Child refugees and migrants suffer most by border restrictions, says UNICEF

Child refugees and migrants suffer most by border restrictions, says UNICEF

10:20
On 20 February 2016, refugees from Afghanistan walk towards the Tabanovce reception centre for refugees in the former Yugoslav Republic of Macedonia after being refused entry into Serbia. Hundreds of Afghan refugees, including children and women, are stuck in freezing conditions in Tabanovce in the former Yugoslav Republic of Macedonian as border changes in the Balkan region create confusion and chaos.

Hundreds of Afghan refugees, including children and women, are stuck in freezing conditions in Tabanovce in the former Yugoslav Republic of Macedonian as border changes in the Balkan region create confusion and chaos.

© UNICEF/UN010691/Georgiev – Hundreds of Afghan refugees, including children and women, are stuck in freezing conditions in Tabanovce in the former Yugoslav Republic of Macedonian as border changes in the Balkan region create confusion and chaos.

 

GENEVA/ HONG KONG, 1 March, 2016 – The dire situation unfolding at border points along the Balkan land route, especially in the former Yugoslav Republic of Macedonia and Greece, has left thousands of children stranded, distressed and at risk of poor health and abuse, says UNICEF.

In the chaos and confusion, children have been forced to sleep outside in the open in squalid conditions for over a week, lacking access to basic services, such as showers and the right food. Families risk separation, and children have been stuck outside transit centres or for hours in trains with no clear destination.

© UNICEF/UN010692/Georgiev
Children and women seek shelter at UNICEF child friendly space at the Tabanovce reception centre for refugees in the former Yugoslav Republic of Macedonia after being refused entry into Serbia.
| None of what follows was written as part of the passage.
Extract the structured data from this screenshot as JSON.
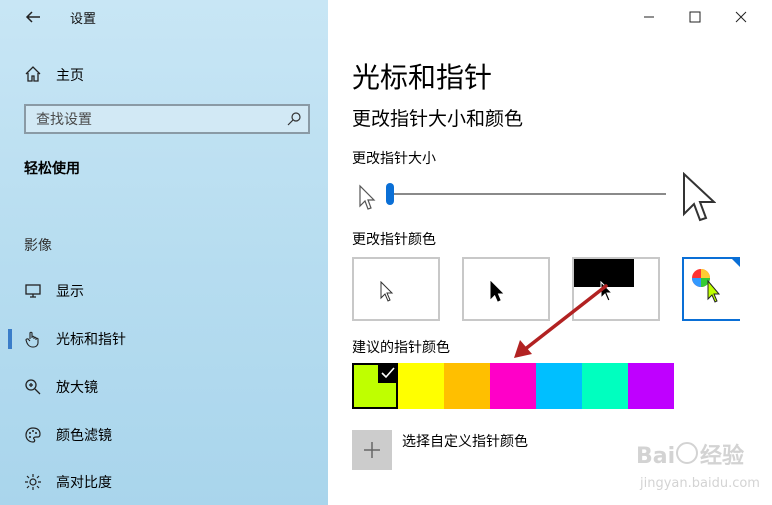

“What I am witnessing here is small children under the age of five stuck in between two fences,” said Jesper Jensen, UNICEF emergency field co-ordinator in Gevgelijia, in the former Yugoslav Republic of Macedonia. “They cannot go forward and they cannot go back – they need shelter and rest and they need to know what lies ahead.”

Due to the rapidly-evolving situation at border transit centres in the former Yugoslav Republic of Macedonia, UNICEF has been scaling up its response. These activities include facilitating access to water and sanitation facilities, especially for children and small babies, and providing personal hygiene items and food to help children and their families cope amidst distressing conditions.

UNICEF repeats the call for a united, co-ordinated approach by all governments along the primary transit routes and in countries of destination.  No child should have to spend the night without shelter and without access to basic services.